Story courtesy St. Paul’s Foundation
St. Paul’s Hospital is renowned for its compassionate care. But we’re also a research powerhouse. In this regular feature, we look at some of the most exciting made-at-St-Paul’s studies, breakthroughs, discoveries.
There are many ways to define research excellence: funding, papers published, outcomes and impact. By every measure, researchers at Providence are batting a thousand. And we’re not just saying that, the Government of Canada says it, too. At the end of 2020, Providence was home to 11 Canada Research Chairs with more expected to be named in the next award cycle.
Chairholders represent the very best in their fields. They contribute to the depth of our knowledge, quality of life, global competitiveness, and commitment to inspire and train the next generation.
Receiving a chair is an incredible achievement for the researcher. It’s also a significant cash infusion for the organization. Tier 1 chairs receive $200,000 for seven years; Tier 2 chairs get $100,000 for five years.
Here are just a few of the Canada Research Chairs at Providence and how they’re swinging for the fences with their game-changing work.
The Providence All-Stars
Dr. Tillie-Louise Hackett. Tier 1 Chair in Asthma and COPD Pathobiology and Therapeutics. Hackett is a principal investigator at the Centre for Heart Lung Innovation (HLI) at St. Paul’s. Among her many life-changing studies, she’s using ultra-high resolution imaging to identify lung disease at its earliest stage, before it’s detectable by other means.
Dr. Don Sin. Tier 1 Chair in COPD. Sin is a respirologist at St. Paul’s Hospital, HLI’s director, and holder of the inaugural De Lazzari Family Chair in Heart Lung Innovation. Sin has published more than 550 peer-reviewed papers and is ranked #1 in Canada and #2 in the world for expertise in COPD.
Dr. Kate Shannon.
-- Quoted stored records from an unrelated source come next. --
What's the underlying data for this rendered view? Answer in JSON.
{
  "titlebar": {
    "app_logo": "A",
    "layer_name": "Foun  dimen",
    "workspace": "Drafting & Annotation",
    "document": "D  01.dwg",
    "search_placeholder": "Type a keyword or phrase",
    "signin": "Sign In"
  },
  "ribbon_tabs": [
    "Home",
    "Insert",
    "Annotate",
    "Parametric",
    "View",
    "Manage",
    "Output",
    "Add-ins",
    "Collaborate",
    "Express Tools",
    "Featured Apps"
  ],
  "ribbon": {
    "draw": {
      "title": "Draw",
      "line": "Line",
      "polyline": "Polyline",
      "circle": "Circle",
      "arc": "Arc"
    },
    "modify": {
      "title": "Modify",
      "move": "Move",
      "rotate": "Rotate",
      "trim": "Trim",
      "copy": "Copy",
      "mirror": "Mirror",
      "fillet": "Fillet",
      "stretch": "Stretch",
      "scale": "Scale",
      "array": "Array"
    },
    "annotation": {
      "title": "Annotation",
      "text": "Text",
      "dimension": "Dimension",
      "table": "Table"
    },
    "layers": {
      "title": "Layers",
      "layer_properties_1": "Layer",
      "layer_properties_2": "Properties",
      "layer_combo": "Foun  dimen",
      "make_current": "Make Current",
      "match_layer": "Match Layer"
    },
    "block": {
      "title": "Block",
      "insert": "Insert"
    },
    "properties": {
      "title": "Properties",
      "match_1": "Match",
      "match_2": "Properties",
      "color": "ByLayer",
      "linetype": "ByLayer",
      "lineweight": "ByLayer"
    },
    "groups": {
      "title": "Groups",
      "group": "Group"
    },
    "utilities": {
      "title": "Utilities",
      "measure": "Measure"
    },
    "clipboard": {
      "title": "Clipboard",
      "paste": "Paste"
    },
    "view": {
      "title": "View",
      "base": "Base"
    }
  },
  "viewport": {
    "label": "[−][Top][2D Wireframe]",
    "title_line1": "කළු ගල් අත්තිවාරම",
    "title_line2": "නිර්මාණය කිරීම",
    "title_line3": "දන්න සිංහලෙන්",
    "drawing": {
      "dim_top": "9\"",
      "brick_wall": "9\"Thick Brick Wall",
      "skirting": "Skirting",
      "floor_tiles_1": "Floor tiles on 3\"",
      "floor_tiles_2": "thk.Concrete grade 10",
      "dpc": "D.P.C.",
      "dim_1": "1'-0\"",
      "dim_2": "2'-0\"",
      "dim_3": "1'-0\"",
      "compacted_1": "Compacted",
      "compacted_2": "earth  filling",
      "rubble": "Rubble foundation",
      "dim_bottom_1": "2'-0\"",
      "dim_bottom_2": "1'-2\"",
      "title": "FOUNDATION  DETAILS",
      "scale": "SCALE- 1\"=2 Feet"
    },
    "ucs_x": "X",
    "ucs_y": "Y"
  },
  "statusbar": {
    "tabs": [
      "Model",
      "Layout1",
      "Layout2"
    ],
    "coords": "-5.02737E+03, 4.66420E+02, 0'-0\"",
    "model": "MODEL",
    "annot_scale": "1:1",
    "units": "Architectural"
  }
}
Tier 2 Chair in Gender Equity, Sexual Health and Global Policy. Shannon is the executive director of the Centre for Gender & Sexual Health Equity (CGSHE) at Providence. Her research aims to advance gender-transformative and equitable sexual and reproductive health and justice.
Dr. Eugenia Oviedo-Joekes. Tier 1 Chair in Person-Centered Care in Addiction and Public Health. As part of the team at CHÉOS, in St. Paul’s Hospital, Oviedo-Joekes investigates how our health care systems can meet the diverse needs of people living with opioid use disorder. Her goal is to improve the uptake and effectiveness of treatments such as injectable opioid agonist therapy.
Dr. Darryl Knight. You’ve met a few of our all-stars, now meet the fellow who could be described as the team’s coach. In 2004, Knight was recruited away from his home in Australia to become Providence’s Canada Research Chair in Airway Disease. Today, he’s VP of Research and Academic Affairs. Who better than a hall-of-famer to lead our current roster of champions!
– By Kris Wallace
Go to bat for our superstar scientists and help them pursue this life-changing research. Please give today!